- What the task asks:
Say how many lines of the data contain "style", and nothing more.
········
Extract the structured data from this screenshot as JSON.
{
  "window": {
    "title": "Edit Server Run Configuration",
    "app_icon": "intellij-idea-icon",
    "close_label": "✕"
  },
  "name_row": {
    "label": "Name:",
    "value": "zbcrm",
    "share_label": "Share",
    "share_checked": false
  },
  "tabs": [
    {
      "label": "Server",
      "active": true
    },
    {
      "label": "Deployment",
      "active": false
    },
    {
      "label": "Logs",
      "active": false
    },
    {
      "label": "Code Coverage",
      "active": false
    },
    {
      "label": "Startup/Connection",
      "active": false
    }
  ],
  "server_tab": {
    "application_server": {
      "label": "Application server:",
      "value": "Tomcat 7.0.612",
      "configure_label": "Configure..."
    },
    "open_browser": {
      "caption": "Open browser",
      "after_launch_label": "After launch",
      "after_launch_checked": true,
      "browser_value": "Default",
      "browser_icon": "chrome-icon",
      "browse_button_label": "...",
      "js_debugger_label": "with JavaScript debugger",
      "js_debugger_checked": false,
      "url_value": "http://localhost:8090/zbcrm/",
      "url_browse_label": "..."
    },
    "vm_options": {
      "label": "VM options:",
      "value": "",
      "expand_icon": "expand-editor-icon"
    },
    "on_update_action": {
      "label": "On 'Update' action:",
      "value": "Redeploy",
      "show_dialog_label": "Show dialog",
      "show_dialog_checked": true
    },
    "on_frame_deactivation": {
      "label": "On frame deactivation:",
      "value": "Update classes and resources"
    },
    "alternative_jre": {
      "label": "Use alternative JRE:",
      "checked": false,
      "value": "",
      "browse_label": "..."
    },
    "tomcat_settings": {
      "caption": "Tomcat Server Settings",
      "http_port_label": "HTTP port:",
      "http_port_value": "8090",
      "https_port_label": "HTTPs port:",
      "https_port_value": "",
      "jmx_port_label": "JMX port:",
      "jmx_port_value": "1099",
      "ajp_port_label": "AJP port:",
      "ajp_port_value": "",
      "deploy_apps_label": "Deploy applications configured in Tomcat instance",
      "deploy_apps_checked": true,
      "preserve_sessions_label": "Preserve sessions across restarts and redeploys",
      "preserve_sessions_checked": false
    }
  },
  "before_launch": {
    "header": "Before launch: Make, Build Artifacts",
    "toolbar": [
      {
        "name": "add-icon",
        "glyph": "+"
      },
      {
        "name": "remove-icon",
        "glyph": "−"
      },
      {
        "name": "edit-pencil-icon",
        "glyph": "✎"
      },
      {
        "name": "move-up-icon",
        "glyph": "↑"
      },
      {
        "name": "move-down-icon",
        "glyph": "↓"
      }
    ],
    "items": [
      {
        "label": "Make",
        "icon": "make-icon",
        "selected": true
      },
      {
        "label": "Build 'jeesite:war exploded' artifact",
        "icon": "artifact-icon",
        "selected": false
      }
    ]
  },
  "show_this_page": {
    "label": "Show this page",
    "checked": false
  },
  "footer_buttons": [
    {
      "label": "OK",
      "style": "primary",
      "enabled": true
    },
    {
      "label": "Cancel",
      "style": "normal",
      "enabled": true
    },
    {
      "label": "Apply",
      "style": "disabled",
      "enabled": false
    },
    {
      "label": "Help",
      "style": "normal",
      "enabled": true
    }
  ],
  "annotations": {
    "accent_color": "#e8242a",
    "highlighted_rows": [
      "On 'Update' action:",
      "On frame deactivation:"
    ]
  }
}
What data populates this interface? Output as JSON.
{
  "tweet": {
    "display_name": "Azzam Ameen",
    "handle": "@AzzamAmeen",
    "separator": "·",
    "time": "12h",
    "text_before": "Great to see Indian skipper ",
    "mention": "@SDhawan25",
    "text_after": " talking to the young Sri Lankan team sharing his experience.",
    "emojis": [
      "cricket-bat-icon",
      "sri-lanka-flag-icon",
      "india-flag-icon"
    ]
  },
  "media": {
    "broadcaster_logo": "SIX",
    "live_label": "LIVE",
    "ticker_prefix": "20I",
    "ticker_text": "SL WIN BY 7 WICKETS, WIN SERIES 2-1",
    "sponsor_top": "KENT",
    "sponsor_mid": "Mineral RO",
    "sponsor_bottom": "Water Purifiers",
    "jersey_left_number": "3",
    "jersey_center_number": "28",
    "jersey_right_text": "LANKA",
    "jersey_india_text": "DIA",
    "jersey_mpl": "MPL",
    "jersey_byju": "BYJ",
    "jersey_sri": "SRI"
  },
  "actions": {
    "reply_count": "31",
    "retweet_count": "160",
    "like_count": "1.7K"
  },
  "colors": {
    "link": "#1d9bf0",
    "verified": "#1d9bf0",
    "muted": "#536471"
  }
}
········
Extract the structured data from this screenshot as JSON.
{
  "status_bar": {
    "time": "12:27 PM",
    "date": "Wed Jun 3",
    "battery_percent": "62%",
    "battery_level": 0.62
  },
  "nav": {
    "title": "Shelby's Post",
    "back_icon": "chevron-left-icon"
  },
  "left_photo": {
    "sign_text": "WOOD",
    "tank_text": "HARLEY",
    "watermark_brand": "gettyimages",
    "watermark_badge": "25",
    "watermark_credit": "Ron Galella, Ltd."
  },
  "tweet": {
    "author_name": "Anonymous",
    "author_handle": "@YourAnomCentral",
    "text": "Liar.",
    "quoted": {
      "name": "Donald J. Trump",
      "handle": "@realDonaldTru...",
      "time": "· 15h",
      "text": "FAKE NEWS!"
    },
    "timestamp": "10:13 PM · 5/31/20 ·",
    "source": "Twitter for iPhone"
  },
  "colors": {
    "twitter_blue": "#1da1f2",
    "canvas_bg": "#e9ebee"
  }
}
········
- Answer section:
4